Myers, a native of Chesterfield, Michigan, and the other instructors of the course, make sure the Marines can safely and properly build and place charges through practical application and repetition prior to using them.
“There’s always a chance that something could go wrong,” said Myers. “That’s why we want to make sure they can do this. It gives us the opportunity to evaluate them while reducing risk at the same time.”
The urban leaders course breaching tactics gave students the chance to learn a new skill of another military occupational specialty, which is important because it enables the Marines as force multipliers – allowing them to assist others that have this skill.
“I was very grateful to learn a skill that combat engineers use,” said Lance Cpl. Bryan Aldendifer, an infantryman with 3rd Battalion, 1st Marine Regiment, 1st MarDiv, I MEF. “Due to the amount of practice and how many charges we used, I definitely feel confident that I can do this with or without the assistance of an engineer.”
Aldendifer, a native of Boynton, Nebraska, described the pressure felt from the explosion as someone pressing down on your chest.
Other students of the course had a different reaction to charges exploding.
“Once the blast went off, the only thing that went through my mind was ‘let’s get in there and clear this building,’” said Aldendifer.
By being shown how to build charges, place them for maximum effectiveness, and the proper procedures for room clearing, the Marines were taught a valuable skill they did not previously have.
“It’s important for Marines to learn the skills of others,” said Sorteberg, a native of Minnetonka, Minnesota. “Being cross trained to use the skills of an MOS that you might work with on a deployment helps because then you can offer assistance or perform the job yourself.
With the new skills they now have at their disposal, the infantrymen of 1st Marine Division are now more prepared for any situation.
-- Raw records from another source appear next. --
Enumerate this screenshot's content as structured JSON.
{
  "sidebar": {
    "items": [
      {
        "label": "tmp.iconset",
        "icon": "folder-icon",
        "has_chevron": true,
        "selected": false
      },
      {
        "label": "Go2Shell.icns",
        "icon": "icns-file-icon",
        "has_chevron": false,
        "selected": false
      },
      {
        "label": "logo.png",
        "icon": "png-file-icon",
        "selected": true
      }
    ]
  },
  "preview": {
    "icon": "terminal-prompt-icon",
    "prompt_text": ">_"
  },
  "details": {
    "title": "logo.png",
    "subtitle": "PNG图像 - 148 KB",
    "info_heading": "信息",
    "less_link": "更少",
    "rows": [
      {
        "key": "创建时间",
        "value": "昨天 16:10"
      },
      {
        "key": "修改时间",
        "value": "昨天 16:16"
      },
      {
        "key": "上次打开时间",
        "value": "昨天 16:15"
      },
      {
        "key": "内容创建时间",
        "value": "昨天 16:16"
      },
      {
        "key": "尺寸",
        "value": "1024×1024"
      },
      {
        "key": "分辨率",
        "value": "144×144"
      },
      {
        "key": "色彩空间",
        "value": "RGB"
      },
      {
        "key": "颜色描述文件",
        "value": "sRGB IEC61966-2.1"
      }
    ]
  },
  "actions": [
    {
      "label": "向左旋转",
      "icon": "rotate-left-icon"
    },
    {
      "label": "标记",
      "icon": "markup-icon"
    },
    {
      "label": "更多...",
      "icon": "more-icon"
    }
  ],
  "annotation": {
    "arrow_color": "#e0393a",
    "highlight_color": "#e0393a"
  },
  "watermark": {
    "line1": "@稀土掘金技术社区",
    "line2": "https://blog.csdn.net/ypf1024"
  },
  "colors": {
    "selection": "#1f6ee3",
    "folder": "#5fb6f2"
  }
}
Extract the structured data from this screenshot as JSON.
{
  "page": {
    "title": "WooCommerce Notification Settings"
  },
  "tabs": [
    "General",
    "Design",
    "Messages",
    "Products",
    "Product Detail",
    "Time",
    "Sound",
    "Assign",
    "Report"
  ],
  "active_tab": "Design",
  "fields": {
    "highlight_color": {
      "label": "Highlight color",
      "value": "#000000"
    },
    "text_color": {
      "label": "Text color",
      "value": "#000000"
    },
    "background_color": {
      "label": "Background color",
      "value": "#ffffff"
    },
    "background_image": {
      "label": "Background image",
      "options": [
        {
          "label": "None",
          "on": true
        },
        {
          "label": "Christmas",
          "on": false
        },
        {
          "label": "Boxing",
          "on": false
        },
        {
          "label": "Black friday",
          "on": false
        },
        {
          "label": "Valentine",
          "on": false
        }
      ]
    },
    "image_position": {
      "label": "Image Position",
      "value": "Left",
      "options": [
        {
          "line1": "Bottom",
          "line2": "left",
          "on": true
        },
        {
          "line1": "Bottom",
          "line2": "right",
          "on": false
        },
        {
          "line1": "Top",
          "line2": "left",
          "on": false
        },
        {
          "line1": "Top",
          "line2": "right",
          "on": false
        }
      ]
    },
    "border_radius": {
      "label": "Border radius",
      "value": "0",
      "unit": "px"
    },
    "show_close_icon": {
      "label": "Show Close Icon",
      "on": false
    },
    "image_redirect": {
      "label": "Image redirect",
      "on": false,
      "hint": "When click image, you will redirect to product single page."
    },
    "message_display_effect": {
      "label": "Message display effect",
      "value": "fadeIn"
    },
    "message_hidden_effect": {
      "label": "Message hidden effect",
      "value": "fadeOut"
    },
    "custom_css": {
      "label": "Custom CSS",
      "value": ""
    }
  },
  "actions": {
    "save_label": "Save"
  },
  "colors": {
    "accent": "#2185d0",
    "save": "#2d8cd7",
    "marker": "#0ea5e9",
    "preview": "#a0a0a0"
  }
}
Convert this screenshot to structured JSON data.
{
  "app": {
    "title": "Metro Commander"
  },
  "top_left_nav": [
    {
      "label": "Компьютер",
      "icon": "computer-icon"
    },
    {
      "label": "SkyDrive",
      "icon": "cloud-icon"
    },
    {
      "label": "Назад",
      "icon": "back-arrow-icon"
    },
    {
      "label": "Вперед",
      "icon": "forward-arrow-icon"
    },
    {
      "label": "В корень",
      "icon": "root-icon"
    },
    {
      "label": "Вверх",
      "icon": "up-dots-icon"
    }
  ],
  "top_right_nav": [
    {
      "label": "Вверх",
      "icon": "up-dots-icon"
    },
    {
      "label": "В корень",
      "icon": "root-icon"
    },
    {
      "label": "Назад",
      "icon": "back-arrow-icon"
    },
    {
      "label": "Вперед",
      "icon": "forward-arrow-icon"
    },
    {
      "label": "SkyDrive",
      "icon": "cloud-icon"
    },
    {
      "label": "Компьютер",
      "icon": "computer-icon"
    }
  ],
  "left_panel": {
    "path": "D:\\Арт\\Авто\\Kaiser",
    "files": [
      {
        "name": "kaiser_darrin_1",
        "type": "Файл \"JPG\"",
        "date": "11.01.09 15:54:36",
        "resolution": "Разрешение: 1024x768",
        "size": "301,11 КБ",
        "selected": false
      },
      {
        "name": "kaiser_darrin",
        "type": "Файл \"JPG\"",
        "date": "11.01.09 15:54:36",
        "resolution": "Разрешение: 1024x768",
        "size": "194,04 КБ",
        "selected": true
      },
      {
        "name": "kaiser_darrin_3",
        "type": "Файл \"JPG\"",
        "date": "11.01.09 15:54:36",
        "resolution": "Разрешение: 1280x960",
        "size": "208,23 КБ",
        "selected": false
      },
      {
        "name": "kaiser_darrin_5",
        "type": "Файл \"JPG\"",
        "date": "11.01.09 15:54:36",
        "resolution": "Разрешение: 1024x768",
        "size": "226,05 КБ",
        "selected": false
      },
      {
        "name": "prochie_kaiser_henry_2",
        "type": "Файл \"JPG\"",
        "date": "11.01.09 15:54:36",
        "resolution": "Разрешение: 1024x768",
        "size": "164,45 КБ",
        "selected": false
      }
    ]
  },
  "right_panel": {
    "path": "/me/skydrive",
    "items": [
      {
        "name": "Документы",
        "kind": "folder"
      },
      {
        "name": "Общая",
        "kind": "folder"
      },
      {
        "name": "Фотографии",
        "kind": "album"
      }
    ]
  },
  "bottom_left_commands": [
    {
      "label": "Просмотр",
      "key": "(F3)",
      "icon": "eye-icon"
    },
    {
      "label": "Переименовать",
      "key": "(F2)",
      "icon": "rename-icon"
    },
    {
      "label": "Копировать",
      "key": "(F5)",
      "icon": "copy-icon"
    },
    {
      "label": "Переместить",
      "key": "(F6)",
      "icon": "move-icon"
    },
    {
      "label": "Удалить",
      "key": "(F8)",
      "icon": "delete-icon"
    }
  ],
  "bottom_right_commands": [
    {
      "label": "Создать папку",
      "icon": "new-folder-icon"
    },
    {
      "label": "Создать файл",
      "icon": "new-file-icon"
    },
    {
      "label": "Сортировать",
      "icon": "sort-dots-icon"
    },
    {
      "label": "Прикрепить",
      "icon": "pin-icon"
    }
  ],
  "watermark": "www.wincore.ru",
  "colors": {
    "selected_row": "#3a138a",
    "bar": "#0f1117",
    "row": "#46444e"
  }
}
They can now breach a building and clear the structure of any hostile targets with minimal assistance from engineers.